When Nissan announced the price of the all-new Micra, which was under $10K, I thought, “What could a sub $10K car really give?” I mean, I used to own a Nissan Micra while attending UBC back-in-the-day: a silver two-door hatch back that had no A/C, an impractical pop-up sunroof, and an automatic transmission – not an impressive car, but did serve its purpose for 4 years. Thus, when Nissan offered me the 2015 Nissan Micra base to test drive, I wasn’t expecting much to have changed – would the car that took a 15 year hiatus have something better to offer? In a nutshell, you bet!

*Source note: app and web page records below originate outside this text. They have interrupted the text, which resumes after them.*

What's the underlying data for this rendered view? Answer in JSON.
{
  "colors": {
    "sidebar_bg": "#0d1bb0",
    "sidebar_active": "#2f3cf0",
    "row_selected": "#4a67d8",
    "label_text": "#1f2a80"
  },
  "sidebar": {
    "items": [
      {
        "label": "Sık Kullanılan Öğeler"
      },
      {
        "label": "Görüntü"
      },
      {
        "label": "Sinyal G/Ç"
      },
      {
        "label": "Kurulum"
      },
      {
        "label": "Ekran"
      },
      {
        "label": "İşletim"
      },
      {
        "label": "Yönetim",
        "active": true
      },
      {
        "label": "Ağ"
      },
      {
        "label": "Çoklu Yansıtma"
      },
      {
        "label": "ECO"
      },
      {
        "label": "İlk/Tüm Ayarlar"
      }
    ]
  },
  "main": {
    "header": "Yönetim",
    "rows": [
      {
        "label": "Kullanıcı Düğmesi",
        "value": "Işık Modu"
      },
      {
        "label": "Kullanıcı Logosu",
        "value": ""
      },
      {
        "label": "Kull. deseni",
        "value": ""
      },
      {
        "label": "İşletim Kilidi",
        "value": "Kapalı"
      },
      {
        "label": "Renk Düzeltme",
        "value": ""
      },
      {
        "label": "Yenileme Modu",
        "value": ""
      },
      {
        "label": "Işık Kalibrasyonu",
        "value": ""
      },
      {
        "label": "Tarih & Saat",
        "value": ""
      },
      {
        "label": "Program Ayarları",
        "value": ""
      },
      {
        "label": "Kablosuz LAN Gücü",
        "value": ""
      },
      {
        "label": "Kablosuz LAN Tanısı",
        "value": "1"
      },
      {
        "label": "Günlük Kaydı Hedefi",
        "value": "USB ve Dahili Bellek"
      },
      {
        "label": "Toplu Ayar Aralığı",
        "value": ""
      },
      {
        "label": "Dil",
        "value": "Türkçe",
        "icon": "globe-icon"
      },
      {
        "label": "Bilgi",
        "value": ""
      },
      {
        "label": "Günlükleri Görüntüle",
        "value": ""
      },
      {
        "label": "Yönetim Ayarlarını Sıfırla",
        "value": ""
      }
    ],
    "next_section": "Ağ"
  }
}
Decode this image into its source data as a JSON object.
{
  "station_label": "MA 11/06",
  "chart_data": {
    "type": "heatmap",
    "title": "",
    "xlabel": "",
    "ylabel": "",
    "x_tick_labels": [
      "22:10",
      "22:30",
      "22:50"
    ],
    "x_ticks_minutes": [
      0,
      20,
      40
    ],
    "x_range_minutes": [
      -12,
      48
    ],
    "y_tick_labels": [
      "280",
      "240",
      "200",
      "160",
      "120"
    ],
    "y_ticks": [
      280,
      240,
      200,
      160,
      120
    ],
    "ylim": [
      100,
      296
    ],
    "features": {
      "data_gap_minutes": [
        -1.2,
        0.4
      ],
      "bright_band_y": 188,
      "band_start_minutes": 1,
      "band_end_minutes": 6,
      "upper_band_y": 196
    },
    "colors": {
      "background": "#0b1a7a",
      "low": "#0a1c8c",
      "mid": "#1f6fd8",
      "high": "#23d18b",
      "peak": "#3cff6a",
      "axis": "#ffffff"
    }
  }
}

For a toonie less than $10, 000 here’s what you don’t get: air conditioning, power windows and door locks, power side-view mirrors, automatic transmission, LCD screen, Bluetooth, or USB port. But here’s what you DO get: ABS, traction and stability control, six airbags, tilt steering wheel, AM/FM CD with audio line-in, decent cloth seats front and back, and great styling! Walk around the Micra and there really isn’t a bad angle on this European-inspired, built-in Mexico, for-Canada, car. That’s right – this is for Canada only, so nada for the USA.
As I nestled myself into the driver seat of this base model Micra, I couldn’t remember the last time I drove a car so simple and plain. The seats are surprisingly comfortable, more-so than let’s say a Yaris. They provide good support and are somewhat adjustable. Back legroom is adequate, and depending on length of commute, it should fair well for most people. All gadgets, dials, and buttons are perfectly placed and easily within reach, obviously. Sure, there’s a lot of plastic all around, but again, what else can you get for this price? What’s more, the plastic doesn’t give the impression of being cheap either.

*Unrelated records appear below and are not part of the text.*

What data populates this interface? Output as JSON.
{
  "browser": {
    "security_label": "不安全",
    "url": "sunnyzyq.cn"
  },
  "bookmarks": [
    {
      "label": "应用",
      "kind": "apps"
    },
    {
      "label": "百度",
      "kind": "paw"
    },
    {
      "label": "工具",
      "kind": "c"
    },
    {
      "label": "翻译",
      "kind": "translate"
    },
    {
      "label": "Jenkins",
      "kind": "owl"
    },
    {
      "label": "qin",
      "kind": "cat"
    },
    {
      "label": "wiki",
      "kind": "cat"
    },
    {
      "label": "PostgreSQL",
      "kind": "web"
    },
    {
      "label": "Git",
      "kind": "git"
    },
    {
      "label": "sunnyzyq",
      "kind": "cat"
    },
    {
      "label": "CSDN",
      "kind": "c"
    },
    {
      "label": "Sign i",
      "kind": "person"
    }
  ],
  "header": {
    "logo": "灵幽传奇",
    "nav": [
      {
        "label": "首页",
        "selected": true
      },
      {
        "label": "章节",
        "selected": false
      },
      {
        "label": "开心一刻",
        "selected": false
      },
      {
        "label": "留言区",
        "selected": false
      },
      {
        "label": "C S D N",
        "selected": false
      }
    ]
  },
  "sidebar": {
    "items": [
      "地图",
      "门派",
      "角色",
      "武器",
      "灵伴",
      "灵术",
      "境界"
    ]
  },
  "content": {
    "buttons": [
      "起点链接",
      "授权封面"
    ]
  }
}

On the road, this little road bug is a blast to drive. It’s peppy, especially with the 5-speed manual transmission – I didn’t have the opportunity to drive the automatic, but my choice would still be the manual. The 1.6 liter engine produces a modest 109 horses and 107 lb-ft of torque. It’s not going to snap your neck, but gets the daily driving job done nicely. Nissan included front and rear stabilizer bars which make taking sharp corners with the Micra fun, even though there is body roll. Steering is very good and sharp; at times, the car does feel twitchy, but it just makes urban driving that much more fun. And when was the last time you found parking a vehicle to be this easy? The short turning radius and small size of the car make it a breeze to maneuver and park in even the tightest of spaces.
Since the lack of power windows and door locks frustrated me (my two young girls found the wind down windows to be a novelty), I would dish out the $3700 more for the SV package, which Nissan is expecting to be the best selling Micra model. If you want the top-of-the-line, it’s only $15,498, with all the bells and whistles.

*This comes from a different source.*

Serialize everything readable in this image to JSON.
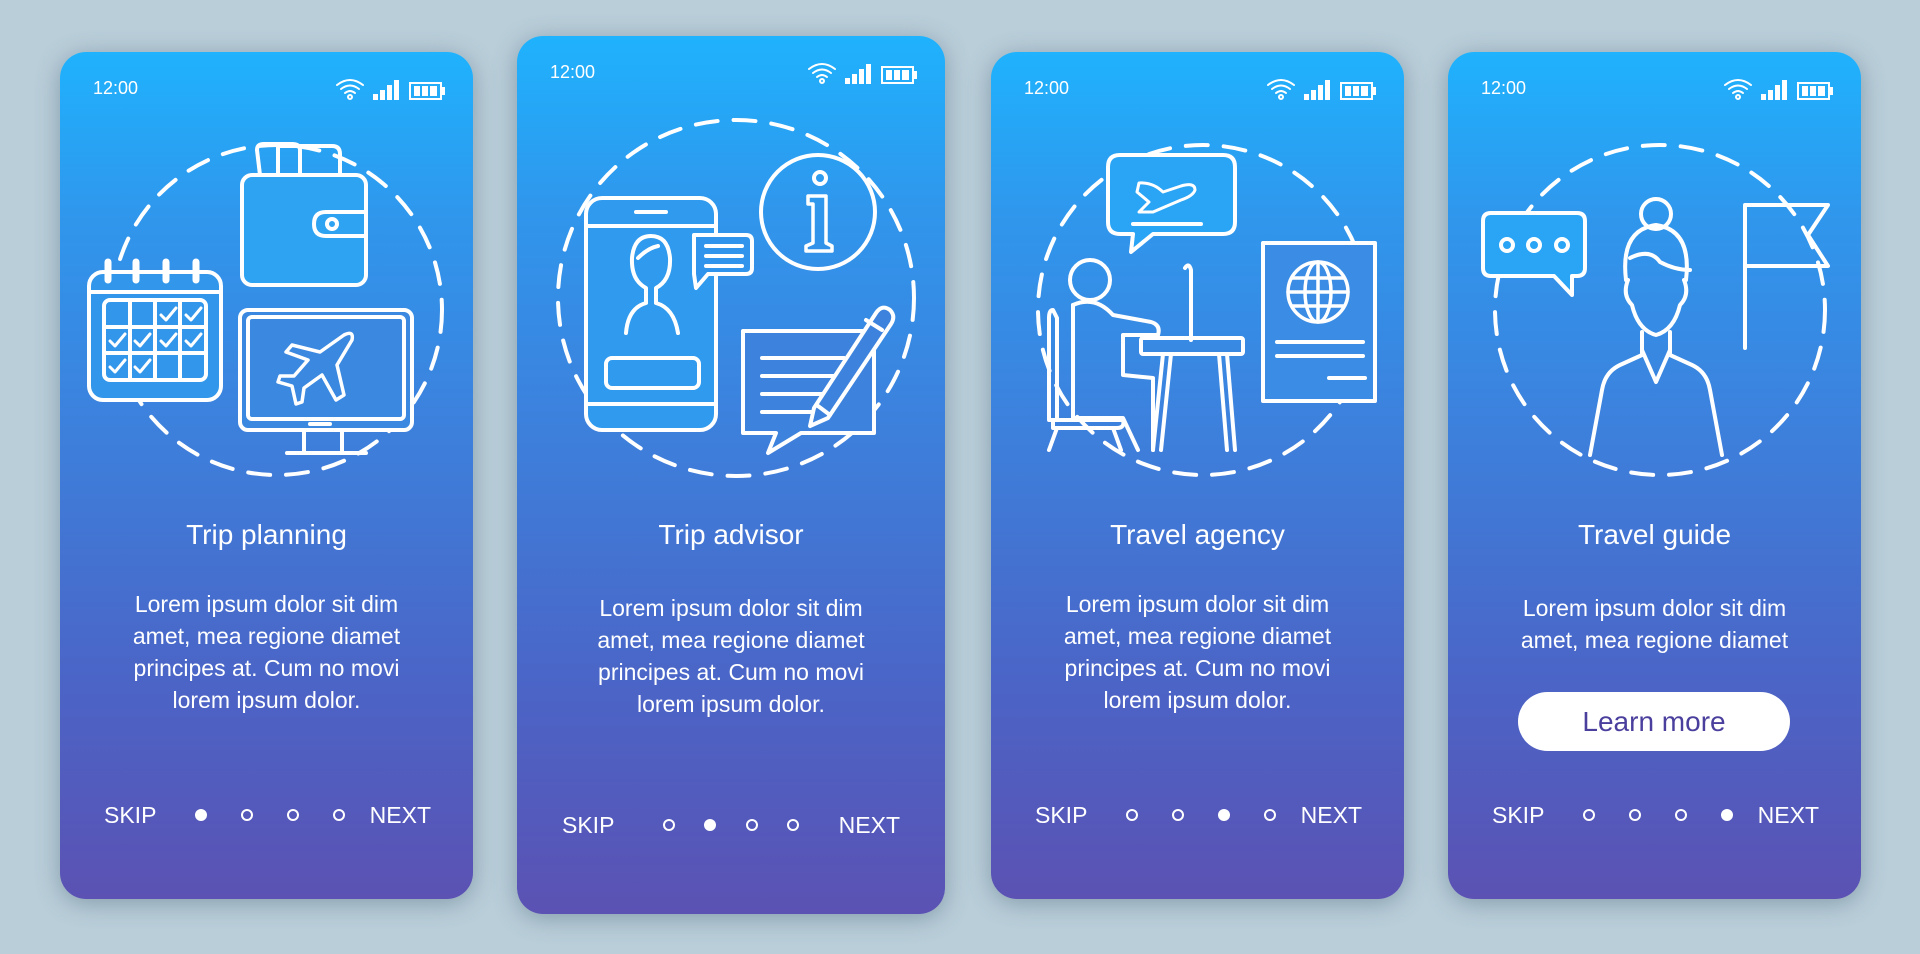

The 2015 Nissan Micra is a welcome surprise for what it offers, even at the base trim level. It’s cheap, fun, and a great car for first time buyers, students, and even those looking for a small urban commuter. Combine the fact that Nissan is offering some great incentive programs, you really can’t go wrong with the new Micra.